(Data entries)
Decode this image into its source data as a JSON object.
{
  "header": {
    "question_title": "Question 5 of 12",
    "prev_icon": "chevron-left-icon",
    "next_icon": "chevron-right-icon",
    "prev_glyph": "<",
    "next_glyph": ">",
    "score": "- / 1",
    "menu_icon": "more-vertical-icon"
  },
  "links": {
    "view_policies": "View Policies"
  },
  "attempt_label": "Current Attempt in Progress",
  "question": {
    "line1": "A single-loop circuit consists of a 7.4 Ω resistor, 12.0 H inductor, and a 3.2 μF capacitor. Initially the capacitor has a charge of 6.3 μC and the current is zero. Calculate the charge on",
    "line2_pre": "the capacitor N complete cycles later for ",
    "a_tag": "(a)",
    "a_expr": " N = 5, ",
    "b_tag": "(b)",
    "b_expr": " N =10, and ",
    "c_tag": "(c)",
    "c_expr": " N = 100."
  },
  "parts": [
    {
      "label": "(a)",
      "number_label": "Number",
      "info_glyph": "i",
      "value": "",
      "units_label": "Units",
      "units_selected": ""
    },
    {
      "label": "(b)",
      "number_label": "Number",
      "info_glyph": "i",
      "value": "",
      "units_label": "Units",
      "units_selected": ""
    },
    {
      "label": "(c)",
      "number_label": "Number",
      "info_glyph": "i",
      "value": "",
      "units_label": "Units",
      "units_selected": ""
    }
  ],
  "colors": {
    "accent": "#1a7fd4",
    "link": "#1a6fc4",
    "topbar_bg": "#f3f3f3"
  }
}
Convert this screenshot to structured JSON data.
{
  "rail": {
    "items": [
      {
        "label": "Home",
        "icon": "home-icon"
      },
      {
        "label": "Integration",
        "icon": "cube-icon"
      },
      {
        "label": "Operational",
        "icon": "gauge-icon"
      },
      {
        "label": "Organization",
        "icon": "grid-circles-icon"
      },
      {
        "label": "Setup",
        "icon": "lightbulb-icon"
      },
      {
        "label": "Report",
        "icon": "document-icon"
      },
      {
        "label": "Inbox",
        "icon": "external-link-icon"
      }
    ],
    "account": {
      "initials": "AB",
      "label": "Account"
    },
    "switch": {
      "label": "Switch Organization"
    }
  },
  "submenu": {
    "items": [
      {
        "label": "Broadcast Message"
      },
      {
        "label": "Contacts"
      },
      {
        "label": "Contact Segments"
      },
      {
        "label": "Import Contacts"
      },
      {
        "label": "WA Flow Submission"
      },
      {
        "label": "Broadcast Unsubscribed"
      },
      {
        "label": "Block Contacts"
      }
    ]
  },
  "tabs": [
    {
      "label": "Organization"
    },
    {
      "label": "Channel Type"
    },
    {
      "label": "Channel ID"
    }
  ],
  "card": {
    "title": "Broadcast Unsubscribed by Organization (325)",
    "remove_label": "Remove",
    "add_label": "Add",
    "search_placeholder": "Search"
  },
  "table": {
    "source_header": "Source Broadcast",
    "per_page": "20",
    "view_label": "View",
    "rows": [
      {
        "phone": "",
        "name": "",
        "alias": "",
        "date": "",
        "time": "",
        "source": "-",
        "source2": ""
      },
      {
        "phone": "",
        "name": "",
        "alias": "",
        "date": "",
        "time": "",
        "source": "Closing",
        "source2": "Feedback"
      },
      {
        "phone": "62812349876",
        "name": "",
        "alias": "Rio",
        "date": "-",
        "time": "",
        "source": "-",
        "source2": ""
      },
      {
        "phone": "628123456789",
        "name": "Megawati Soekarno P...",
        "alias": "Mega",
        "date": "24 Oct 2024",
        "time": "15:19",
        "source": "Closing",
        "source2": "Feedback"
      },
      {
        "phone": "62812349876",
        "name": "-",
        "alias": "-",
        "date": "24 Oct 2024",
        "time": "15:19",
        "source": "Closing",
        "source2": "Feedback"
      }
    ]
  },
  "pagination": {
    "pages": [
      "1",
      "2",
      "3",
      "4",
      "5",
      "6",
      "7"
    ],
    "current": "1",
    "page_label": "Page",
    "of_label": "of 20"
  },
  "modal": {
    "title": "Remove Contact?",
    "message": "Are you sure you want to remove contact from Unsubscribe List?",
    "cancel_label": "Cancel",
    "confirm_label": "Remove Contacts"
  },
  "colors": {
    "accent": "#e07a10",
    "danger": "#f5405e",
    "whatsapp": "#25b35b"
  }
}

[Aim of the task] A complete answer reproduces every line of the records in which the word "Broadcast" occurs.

[The answer]
        "label": "Broadcast Message"
        "label": "Broadcast Unsubscribed"
    "title": "Broadcast Unsubscribed by Organization (325)",
    "source_header": "Source Broadcast",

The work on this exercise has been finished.